“I asked Billy about that and he was great about it. He wanted someone who thought differently to him and worked completely differently with the goalkeepers to how he worked with them because he felt that they needed something fresh in the building.”
“I know superficially I might not have seemed a good fit, it might have seemed that Burnley were the opposite to me at first, but everyone there was very open to new ideas.”
Otte had earlier spent time working at Hoffenheim, among the more imaginative clubs in European football with their use of tools such as the Helix and the Footbonaut. Their goalkeepers even worked with stroboscopic glasses to improve their reaction times.
“German clubs are unique because they try to be very innovative in their thinking and their use of technology. We also did psychological diagnostics, studying personality profiles when recruiting. It was a different way of looking at players and how you can develop them.”
In New Zealand, where he worked as the goalkeeper coach of the women’s team, he shared ideas across sports, gaining insight from the All Blacks. “Because it is small country, they are open to it. It was unbelievable to speak to rugby and cricket coaches.
“A hockey coach came to watch my sessions. He did not question the specific goalkeeper drills, all he questioned was my coaching. Why did you ask that question? Why did you emphasise this word and not that word? Why was your body language like this?
“They have a limited number of athletes so they have to think like this and do things a bit differently. The common denominator in my career so far is working with clubs and people who are prepared to challenge the status quo and think outside of the box.
“A lot of coaches I had just did things how they had always done them. I always want to think about whether we are doing something the right way when other methods might be more successful. How can we improve our training sessions?
“It is difficult for a coach to admit that the way they have been doing things for years may not be the most effective way and to change what they do. I would never underestimate experience. But what does science tell us too? Why can’t we merge the two?
“You cannot just say that a coach is just a coach. A coach can also be a sports scientist or a psychologist or a teacher or a father figure. A coach can be everything. So I want to challenge the status quo to inspire other coaches to innovate too.”
Coach education is a long-term passion. In the meantime, he will be getting the goosebumps once again when he takes his place in the dugout alongside the rest of the Gladbach coaching staff on Saturday evening when Stuttgart are the visitors, live on Sky Sports.
“This is the thing about having a PhD in football. It is a blue-collar sport so being an academic is viewed critically. I would never want to stand up in front of people and say I am Doctor Fabian Otte. I feel like I needed to be a more credible coach first.”
Ultimately, it is all about working with people. “If I knew anything about cricket or basketball, I would probably enjoy that just as much because I love helping people to learn.” And for Otte, helping people learn means listening as well as teaching.
“Nick Pope is a good example.
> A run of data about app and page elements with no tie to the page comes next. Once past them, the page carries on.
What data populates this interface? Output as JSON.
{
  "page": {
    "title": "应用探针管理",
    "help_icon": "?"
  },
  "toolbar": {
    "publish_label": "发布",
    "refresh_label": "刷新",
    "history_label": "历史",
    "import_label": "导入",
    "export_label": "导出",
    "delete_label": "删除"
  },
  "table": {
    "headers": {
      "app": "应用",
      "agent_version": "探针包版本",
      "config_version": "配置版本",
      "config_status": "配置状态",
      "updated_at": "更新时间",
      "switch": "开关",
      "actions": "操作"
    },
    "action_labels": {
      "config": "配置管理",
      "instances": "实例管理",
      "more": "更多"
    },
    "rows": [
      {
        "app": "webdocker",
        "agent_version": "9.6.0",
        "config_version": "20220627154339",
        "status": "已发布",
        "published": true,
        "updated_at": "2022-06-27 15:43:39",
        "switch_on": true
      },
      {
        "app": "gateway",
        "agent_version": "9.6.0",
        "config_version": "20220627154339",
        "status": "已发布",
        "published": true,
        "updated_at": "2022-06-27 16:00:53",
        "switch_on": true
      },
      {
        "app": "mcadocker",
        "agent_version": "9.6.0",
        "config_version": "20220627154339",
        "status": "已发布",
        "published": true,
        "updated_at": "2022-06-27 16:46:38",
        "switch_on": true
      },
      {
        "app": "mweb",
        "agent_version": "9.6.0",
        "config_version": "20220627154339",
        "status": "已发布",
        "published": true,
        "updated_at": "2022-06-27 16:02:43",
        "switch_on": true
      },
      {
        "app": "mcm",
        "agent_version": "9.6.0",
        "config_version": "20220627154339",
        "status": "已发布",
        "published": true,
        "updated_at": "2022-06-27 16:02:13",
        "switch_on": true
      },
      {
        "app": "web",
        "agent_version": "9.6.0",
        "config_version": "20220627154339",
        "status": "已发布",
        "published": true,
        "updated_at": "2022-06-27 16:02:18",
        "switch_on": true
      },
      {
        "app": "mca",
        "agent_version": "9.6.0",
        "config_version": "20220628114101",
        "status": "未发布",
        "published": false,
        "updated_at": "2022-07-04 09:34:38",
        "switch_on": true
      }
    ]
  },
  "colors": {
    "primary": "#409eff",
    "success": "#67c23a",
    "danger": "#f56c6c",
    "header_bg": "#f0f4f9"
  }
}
I have a good relationship with him and speak to him every other week about goalkeeping and about other stuff. He sends me clips of goalkeepers, sometimes I send him stuff. We have this really good connection and this exchange.
“I probably learn more from the conversation than he does because he sees things from his experience. He has viewpoints that I did not consider, accounting for things like fans and pitch conditions. It is always a two-way street. You cannot see it as a hierarchy.
“It is all about finding the connection with the player. If you understand the person, you have hit the nail on the head. It sound cheesy but if a player feels open enough to talk to you about how they are feeling you have done the big part of the coaching job.”
Maybe Fabian Otte is a menschenfresser too.